#### Required action
Please retype all the records below exactly as they read.

#### Interface dataset entries
= = =

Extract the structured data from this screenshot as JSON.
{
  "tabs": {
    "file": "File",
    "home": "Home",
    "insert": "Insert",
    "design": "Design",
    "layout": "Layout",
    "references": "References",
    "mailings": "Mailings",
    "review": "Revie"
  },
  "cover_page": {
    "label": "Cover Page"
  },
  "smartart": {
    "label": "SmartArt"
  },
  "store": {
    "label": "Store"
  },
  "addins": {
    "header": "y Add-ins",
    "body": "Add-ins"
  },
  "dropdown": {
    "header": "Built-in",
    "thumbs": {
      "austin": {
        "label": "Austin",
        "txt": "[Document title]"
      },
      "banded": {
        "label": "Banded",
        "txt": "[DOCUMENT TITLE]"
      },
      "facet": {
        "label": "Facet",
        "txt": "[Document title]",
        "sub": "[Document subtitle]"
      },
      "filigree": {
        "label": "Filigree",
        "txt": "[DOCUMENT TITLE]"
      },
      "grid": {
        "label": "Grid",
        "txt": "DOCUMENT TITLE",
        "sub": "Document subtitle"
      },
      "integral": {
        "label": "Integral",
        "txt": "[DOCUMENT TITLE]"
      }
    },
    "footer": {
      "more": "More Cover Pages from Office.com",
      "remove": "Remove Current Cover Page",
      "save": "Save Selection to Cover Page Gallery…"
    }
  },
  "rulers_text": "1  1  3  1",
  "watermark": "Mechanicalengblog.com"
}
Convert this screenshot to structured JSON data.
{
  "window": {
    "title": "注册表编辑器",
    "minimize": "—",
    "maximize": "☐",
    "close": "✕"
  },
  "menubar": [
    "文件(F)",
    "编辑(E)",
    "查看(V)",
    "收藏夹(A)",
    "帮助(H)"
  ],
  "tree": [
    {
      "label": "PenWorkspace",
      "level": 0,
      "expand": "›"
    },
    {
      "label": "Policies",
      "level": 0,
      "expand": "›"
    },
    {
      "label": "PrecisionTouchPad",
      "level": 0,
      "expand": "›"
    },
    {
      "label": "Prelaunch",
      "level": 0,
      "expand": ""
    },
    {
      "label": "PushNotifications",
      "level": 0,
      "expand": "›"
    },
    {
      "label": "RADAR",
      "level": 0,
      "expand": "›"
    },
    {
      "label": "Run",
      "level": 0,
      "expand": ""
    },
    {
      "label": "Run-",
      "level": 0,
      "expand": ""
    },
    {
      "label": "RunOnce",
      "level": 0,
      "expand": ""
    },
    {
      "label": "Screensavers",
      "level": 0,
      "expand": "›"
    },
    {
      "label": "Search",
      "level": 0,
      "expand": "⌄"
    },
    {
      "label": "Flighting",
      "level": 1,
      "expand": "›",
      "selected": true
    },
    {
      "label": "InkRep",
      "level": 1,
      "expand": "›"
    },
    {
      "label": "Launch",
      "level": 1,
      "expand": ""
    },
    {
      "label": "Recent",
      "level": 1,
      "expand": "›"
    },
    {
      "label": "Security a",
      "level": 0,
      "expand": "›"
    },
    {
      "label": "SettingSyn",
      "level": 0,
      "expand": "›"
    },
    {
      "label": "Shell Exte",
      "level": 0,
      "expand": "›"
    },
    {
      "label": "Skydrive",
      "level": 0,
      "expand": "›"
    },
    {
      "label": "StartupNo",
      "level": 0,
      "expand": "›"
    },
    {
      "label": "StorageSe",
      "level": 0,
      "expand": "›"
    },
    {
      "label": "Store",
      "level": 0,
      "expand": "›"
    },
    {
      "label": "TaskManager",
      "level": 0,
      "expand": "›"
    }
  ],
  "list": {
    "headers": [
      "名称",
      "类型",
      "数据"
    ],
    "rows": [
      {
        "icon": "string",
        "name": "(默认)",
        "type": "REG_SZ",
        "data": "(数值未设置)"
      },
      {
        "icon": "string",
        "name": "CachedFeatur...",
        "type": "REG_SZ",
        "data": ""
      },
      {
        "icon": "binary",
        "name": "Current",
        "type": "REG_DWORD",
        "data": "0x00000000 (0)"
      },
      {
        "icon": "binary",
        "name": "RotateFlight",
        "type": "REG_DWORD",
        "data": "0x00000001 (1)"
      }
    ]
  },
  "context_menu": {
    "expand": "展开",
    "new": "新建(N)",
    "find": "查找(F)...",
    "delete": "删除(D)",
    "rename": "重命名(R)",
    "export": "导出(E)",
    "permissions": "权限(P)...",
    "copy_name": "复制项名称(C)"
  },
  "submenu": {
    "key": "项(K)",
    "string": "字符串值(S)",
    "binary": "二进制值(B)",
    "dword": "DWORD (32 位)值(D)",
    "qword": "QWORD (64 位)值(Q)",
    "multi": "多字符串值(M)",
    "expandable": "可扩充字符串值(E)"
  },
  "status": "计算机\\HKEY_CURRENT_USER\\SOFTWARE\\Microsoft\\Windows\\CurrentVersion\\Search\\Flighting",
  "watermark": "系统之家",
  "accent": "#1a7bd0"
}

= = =

#### Answer section
Extract the structured data from this screenshot as JSON.
{
  "tabs": {
    "file": "File",
    "home": "Home",
    "insert": "Insert",
    "design": "Design",
    "layout": "Layout",
    "references": "References",
    "mailings": "Mailings",
    "review": "Revie"
  },
  "cover_page": {
    "label": "Cover Page"
  },
  "smartart": {
    "label": "SmartArt"
  },
  "store": {
    "label": "Store"
  },
  "addins": {
    "header": "y Add-ins",
    "body": "Add-ins"
  },
  "dropdown": {
    "header": "Built-in",
    "thumbs": {
      "austin": {
        "label": "Austin",
        "txt": "[Document title]"
      },
      "banded": {
        "label": "Banded",
        "txt": "[DOCUMENT TITLE]"
      },
      "facet": {
        "label": "Facet",
        "txt": "[Document title]",
        "sub": "[Document subtitle]"
      },
      "filigree": {
        "label": "Filigree",
        "txt": "[DOCUMENT TITLE]"
      },
      "grid": {
        "label": "Grid",
        "txt": "DOCUMENT TITLE",
        "sub": "Document subtitle"
      },
      "integral": {
        "label": "Integral",
        "txt": "[DOCUMENT TITLE]"
      }
    },
    "footer": {
      "more": "More Cover Pages from Office.com",
      "remove": "Remove Current Cover Page",
      "save": "Save Selection to Cover Page Gallery…"
    }
  },
  "rulers_text": "1  1  3  1",
  "watermark": "Mechanicalengblog.com"
}
Convert this screenshot to structured JSON data.
{
  "window": {
    "title": "注册表编辑器",
    "minimize": "—",
    "maximize": "☐",
    "close": "✕"
  },
  "menubar": [
    "文件(F)",
    "编辑(E)",
    "查看(V)",
    "收藏夹(A)",
    "帮助(H)"
  ],
  "tree": [
    {
      "label": "PenWorkspace",
      "level": 0,
      "expand": "›"
    },
    {
      "label": "Policies",
      "level": 0,
      "expand": "›"
    },
    {
      "label": "PrecisionTouchPad",
      "level": 0,
      "expand": "›"
    },
    {
      "label": "Prelaunch",
      "level": 0,
      "expand": ""
    },
    {
      "label": "PushNotifications",
      "level": 0,
      "expand": "›"
    },
    {
      "label": "RADAR",
      "level": 0,
      "expand": "›"
    },
    {
      "label": "Run",
      "level": 0,
      "expand": ""
    },
    {
      "label": "Run-",
      "level": 0,
      "expand": ""
    },
    {
      "label": "RunOnce",
      "level": 0,
      "expand": ""
    },
    {
      "label": "Screensavers",
      "level": 0,
      "expand": "›"
    },
    {
      "label": "Search",
      "level": 0,
      "expand": "⌄"
    },
    {
      "label": "Flighting",
      "level": 1,
      "expand": "›",
      "selected": true
    },
    {
      "label": "InkRep",
      "level": 1,
      "expand": "›"
    },
    {
      "label": "Launch",
      "level": 1,
      "expand": ""
    },
    {
      "label": "Recent",
      "level": 1,
      "expand": "›"
    },
    {
      "label": "Security a",
      "level": 0,
      "expand": "›"
    },
    {
      "label": "SettingSyn",
      "level": 0,
      "expand": "›"
    },
    {
      "label": "Shell Exte",
      "level": 0,
      "expand": "›"
    },
    {
      "label": "Skydrive",
      "level": 0,
      "expand": "›"
    },
    {
      "label": "StartupNo",
      "level": 0,
      "expand": "›"
    },
    {
      "label": "StorageSe",
      "level": 0,
      "expand": "›"
    },
    {
      "label": "Store",
      "level": 0,
      "expand": "›"
    },
    {
      "label": "TaskManager",
      "level": 0,
      "expand": "›"
    }
  ],
  "list": {
    "headers": [
      "名称",
      "类型",
      "数据"
    ],
    "rows": [
      {
        "icon": "string",
        "name": "(默认)",
        "type": "REG_SZ",
        "data": "(数值未设置)"
      },
      {
        "icon": "string",
        "name": "CachedFeatur...",
        "type": "REG_SZ",
        "data": ""
      },
      {
        "icon": "binary",
        "name": "Current",
        "type": "REG_DWORD",
        "data": "0x00000000 (0)"
      },
      {
        "icon": "binary",
        "name": "RotateFlight",
        "type": "REG_DWORD",
        "data": "0x00000001 (1)"
      }
    ]
  },
  "context_menu": {
    "expand": "展开",
    "new": "新建(N)",
    "find": "查找(F)...",
    "delete": "删除(D)",
    "rename": "重命名(R)",
    "export": "导出(E)",
    "permissions": "权限(P)...",
    "copy_name": "复制项名称(C)"
  },
  "submenu": {
    "key": "项(K)",
    "string": "字符串值(S)",
    "binary": "二进制值(B)",
    "dword": "DWORD (32 位)值(D)",
    "qword": "QWORD (64 位)值(Q)",
    "multi": "多字符串值(M)",
    "expandable": "可扩充字符串值(E)"
  },
  "status": "计算机\\HKEY_CURRENT_USER\\SOFTWARE\\Microsoft\\Windows\\CurrentVersion\\Search\\Flighting",
  "watermark": "系统之家",
  "accent": "#1a7bd0"
}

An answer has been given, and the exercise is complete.